• **Work order**: Report back each line of the records that contains the string "XenPorta".

• **Records shown**:
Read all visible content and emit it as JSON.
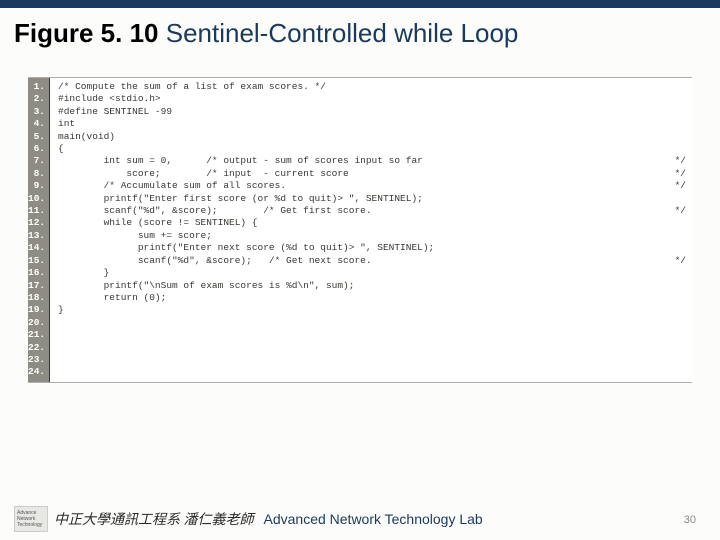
{
  "title": {
    "figure_label": "Figure 5. 10",
    "description": "  Sentinel-Controlled while Loop"
  },
  "code": {
    "line_count": 24,
    "lines": [
      {
        "n": 1,
        "t": "/* Compute the sum of a list of exam scores. */",
        "r": ""
      },
      {
        "n": 2,
        "t": "",
        "r": ""
      },
      {
        "n": 3,
        "t": "#include <stdio.h>",
        "r": ""
      },
      {
        "n": 4,
        "t": "",
        "r": ""
      },
      {
        "n": 5,
        "t": "#define SENTINEL -99",
        "r": ""
      },
      {
        "n": 6,
        "t": "",
        "r": ""
      },
      {
        "n": 7,
        "t": "int",
        "r": ""
      },
      {
        "n": 8,
        "t": "main(void)",
        "r": ""
      },
      {
        "n": 9,
        "t": "{",
        "r": ""
      },
      {
        "n": 10,
        "t": "        int sum = 0,      /* output - sum of scores input so far",
        "r": "*/"
      },
      {
        "n": 11,
        "t": "            score;        /* input  - current score",
        "r": "*/"
      },
      {
        "n": 12,
        "t": "",
        "r": ""
      },
      {
        "n": 13,
        "t": "        /* Accumulate sum of all scores.",
        "r": "*/"
      },
      {
        "n": 14,
        "t": "        printf(\"Enter first score (or %d to quit)> \", SENTINEL);",
        "r": ""
      },
      {
        "n": 15,
        "t": "        scanf(\"%d\", &score);        /* Get first score.",
        "r": "*/"
      },
      {
        "n": 16,
        "t": "        while (score != SENTINEL) {",
        "r": ""
      },
      {
        "n": 17,
        "t": "              sum += score;",
        "r": ""
      },
      {
        "n": 18,
        "t": "              printf(\"Enter next score (%d to quit)> \", SENTINEL);",
        "r": ""
      },
      {
        "n": 19,
        "t": "              scanf(\"%d\", &score);   /* Get next score.",
        "r": "*/"
      },
      {
        "n": 20,
        "t": "        }",
        "r": ""
      },
      {
        "n": 21,
        "t": "        printf(\"\\nSum of exam scores is %d\\n\", sum);",
        "r": ""
      },
      {
        "n": 22,
        "t": "",
        "r": ""
      },
      {
        "n": 23,
        "t": "        return (0);",
        "r": ""
      },
      {
        "n": 24,
        "t": "}",
        "r": ""
      }
    ]
  },
  "footer": {
    "logo_lines": [
      "Advance",
      "Network",
      "Technology"
    ],
    "chinese": "中正大學通訊工程系 潘仁義老師",
    "lab": "Advanced Network Technology Lab",
    "page_number": "30"
  }
}
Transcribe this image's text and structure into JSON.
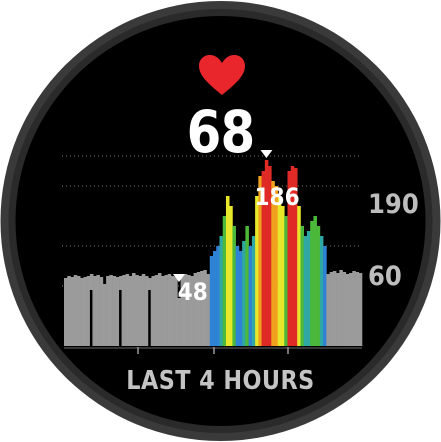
{
  "watch_face": {
    "heart_icon": "heart-icon",
    "heart_color": "#e8262b",
    "current_hr": "68",
    "scale_high": "190",
    "scale_low": "60",
    "max_label": "186",
    "min_label": "48",
    "footer": "LAST 4 HOURS"
  },
  "colors": {
    "gray": "#9b9b9b",
    "blue": "#2f83d6",
    "teal": "#2fa7a2",
    "green": "#4bb83a",
    "yellow": "#e8e82a",
    "orange": "#f0a21e",
    "red": "#e02a26"
  },
  "chart_data": {
    "type": "bar",
    "title": "",
    "xlabel": "LAST 4 HOURS",
    "ylabel": "",
    "ylim": [
      0,
      200
    ],
    "y_reference_lines": [
      60,
      190
    ],
    "max": 186,
    "min": 48,
    "zone_colors": [
      "gray",
      "blue",
      "teal",
      "green",
      "yellow",
      "orange",
      "red"
    ],
    "values": [
      68,
      70,
      69,
      71,
      70,
      68,
      69,
      70,
      72,
      70,
      71,
      69,
      62,
      70,
      71,
      70,
      69,
      70,
      71,
      72,
      70,
      73,
      71,
      70,
      72,
      70,
      68,
      70,
      71,
      73,
      70,
      71,
      72,
      70,
      69,
      48,
      70,
      72,
      71,
      70,
      73,
      74,
      75,
      76,
      72,
      90,
      95,
      100,
      110,
      130,
      150,
      140,
      120,
      100,
      95,
      105,
      120,
      100,
      110,
      150,
      170,
      175,
      186,
      180,
      165,
      160,
      150,
      140,
      130,
      175,
      180,
      178,
      140,
      120,
      110,
      115,
      125,
      130,
      120,
      110,
      100,
      72,
      74,
      75,
      73,
      76,
      74,
      72,
      73,
      75,
      74,
      73
    ]
  }
}
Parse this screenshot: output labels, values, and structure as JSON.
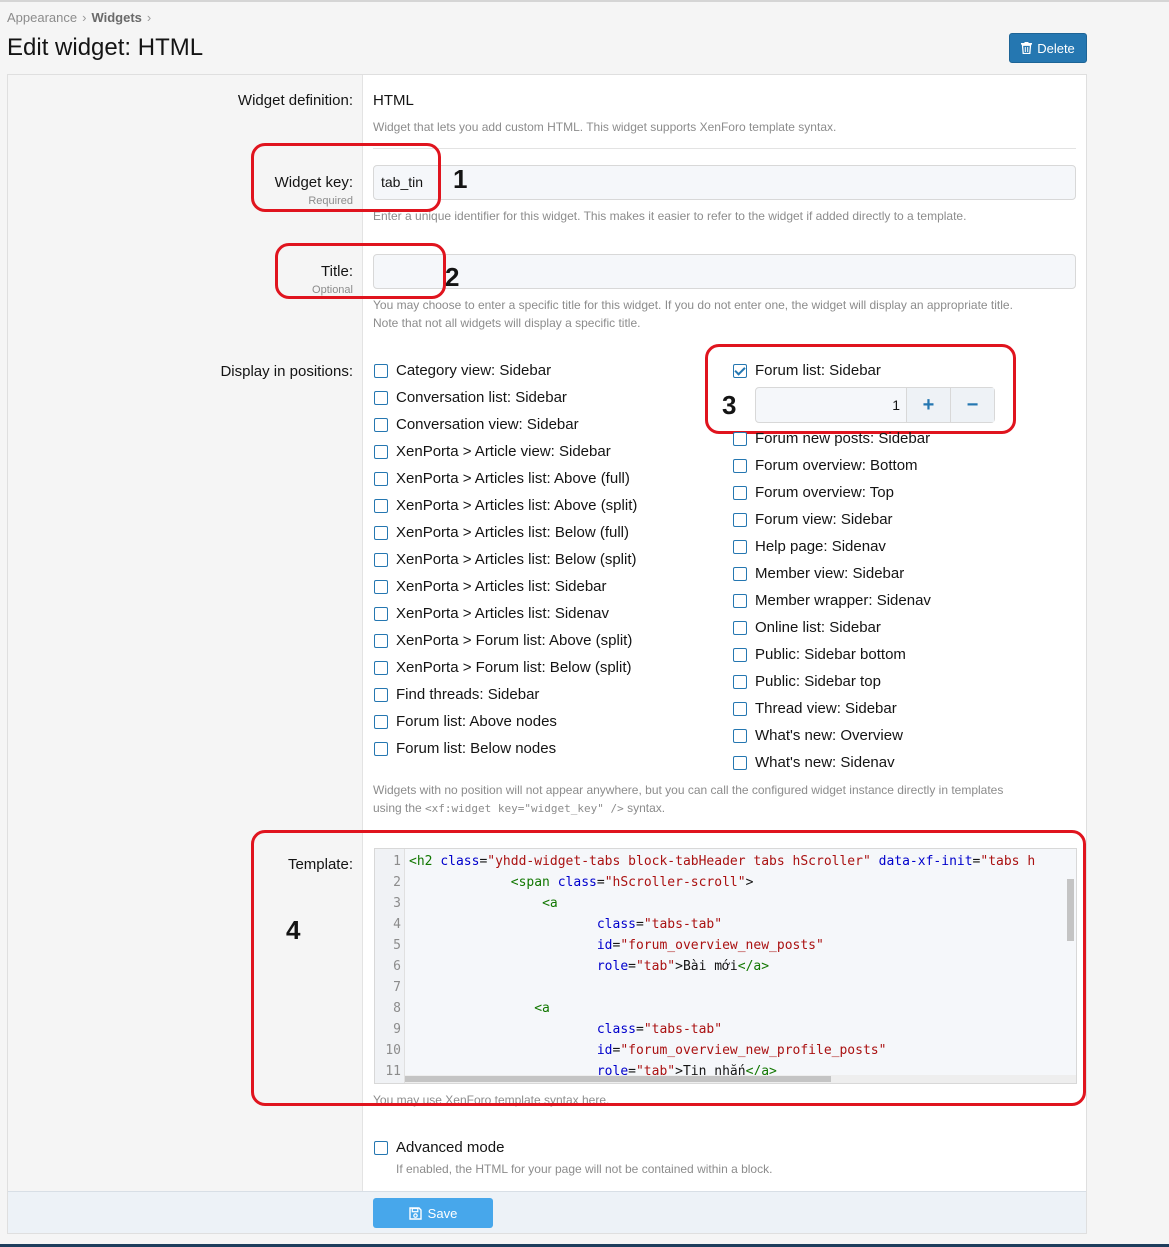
{
  "breadcrumb": {
    "item1": "Appearance",
    "item2": "Widgets",
    "sep": "›"
  },
  "page_title": "Edit widget: HTML",
  "header": {
    "delete_label": "Delete"
  },
  "widget_definition": {
    "label": "Widget definition:",
    "value": "HTML",
    "description": "Widget that lets you add custom HTML. This widget supports XenForo template syntax."
  },
  "widget_key": {
    "label": "Widget key:",
    "hint": "Required",
    "value": "tab_tin",
    "explain": "Enter a unique identifier for this widget. This makes it easier to refer to the widget if added directly to a template."
  },
  "title_field": {
    "label": "Title:",
    "hint": "Optional",
    "value": "",
    "explain_line1": "You may choose to enter a specific title for this widget. If you do not enter one, the widget will display an appropriate title.",
    "explain_line2": "Note that not all widgets will display a specific title."
  },
  "positions": {
    "label": "Display in positions:",
    "left": [
      "Category view: Sidebar",
      "Conversation list: Sidebar",
      "Conversation view: Sidebar",
      "XenPorta > Article view: Sidebar",
      "XenPorta > Articles list: Above (full)",
      "XenPorta > Articles list: Above (split)",
      "XenPorta > Articles list: Below (full)",
      "XenPorta > Articles list: Below (split)",
      "XenPorta > Articles list: Sidebar",
      "XenPorta > Articles list: Sidenav",
      "XenPorta > Forum list: Above (split)",
      "XenPorta > Forum list: Below (split)",
      "Find threads: Sidebar",
      "Forum list: Above nodes",
      "Forum list: Below nodes"
    ],
    "right_checked": "Forum list: Sidebar",
    "order_value": "1",
    "right": [
      "Forum new posts: Sidebar",
      "Forum overview: Bottom",
      "Forum overview: Top",
      "Forum view: Sidebar",
      "Help page: Sidenav",
      "Member view: Sidebar",
      "Member wrapper: Sidenav",
      "Online list: Sidebar",
      "Public: Sidebar bottom",
      "Public: Sidebar top",
      "Thread view: Sidebar",
      "What's new: Overview",
      "What's new: Sidenav"
    ],
    "explain_line1": "Widgets with no position will not appear anywhere, but you can call the configured widget instance directly in templates",
    "explain_line2_pre": "using the",
    "explain_line2_code": "<xf:widget key=\"widget_key\" />",
    "explain_line2_post": "syntax."
  },
  "template": {
    "label": "Template:",
    "explain": "You may use XenForo template syntax here.",
    "line_numbers": [
      "1",
      "2",
      "3",
      "4",
      "5",
      "6",
      "7",
      "8",
      "9",
      "10",
      "11"
    ],
    "code": {
      "l1_tag": "<h2",
      "l1_attr1": "class",
      "l1_str1": "\"yhdd-widget-tabs block-tabHeader tabs hScroller\"",
      "l1_attr2": "data-xf-init",
      "l1_str2": "\"tabs h",
      "l2_tag": "<span",
      "l2_attr": "class",
      "l2_str": "\"hScroller-scroll\"",
      "l3_tag": "<a",
      "l4_attr": "class",
      "l4_str": "\"tabs-tab\"",
      "l5_attr": "id",
      "l5_str": "\"forum_overview_new_posts\"",
      "l6_attr": "role",
      "l6_str": "\"tab\"",
      "l6_text": ">Bài mới",
      "l6_close": "</a>",
      "l8_tag": "<a",
      "l9_attr": "class",
      "l9_str": "\"tabs-tab\"",
      "l10_attr": "id",
      "l10_str": "\"forum_overview_new_profile_posts\"",
      "l11_attr": "role",
      "l11_str": "\"tab\"",
      "l11_text": ">Tin nhắn",
      "l11_close": "</a>"
    }
  },
  "advanced": {
    "label": "Advanced mode",
    "explain": "If enabled, the HTML for your page will not be contained within a block."
  },
  "footer": {
    "save_label": "Save"
  },
  "annotations": {
    "n1": "1",
    "n2": "2",
    "n3": "3",
    "n4": "4"
  },
  "icons": {
    "delete": "trash-icon",
    "save": "floppy-disk-icon",
    "checkbox": "checkbox-icon"
  },
  "colors": {
    "accent": "#2577b1",
    "annotation": "#e0141e",
    "save_button": "#47a7eb"
  }
}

• **Answer section**:
      "XenPorta > Article view: Sidebar",
      "XenPorta > Articles list: Above (full)",
      "XenPorta > Articles list: Above (split)",
      "XenPorta > Articles list: Below (full)",
      "XenPorta > Articles list: Below (split)",
      "XenPorta > Articles list: Sidebar",
      "XenPorta > Articles list: Sidenav",
      "XenPorta > Forum list: Above (split)",
      "XenPorta > Forum list: Below (split)",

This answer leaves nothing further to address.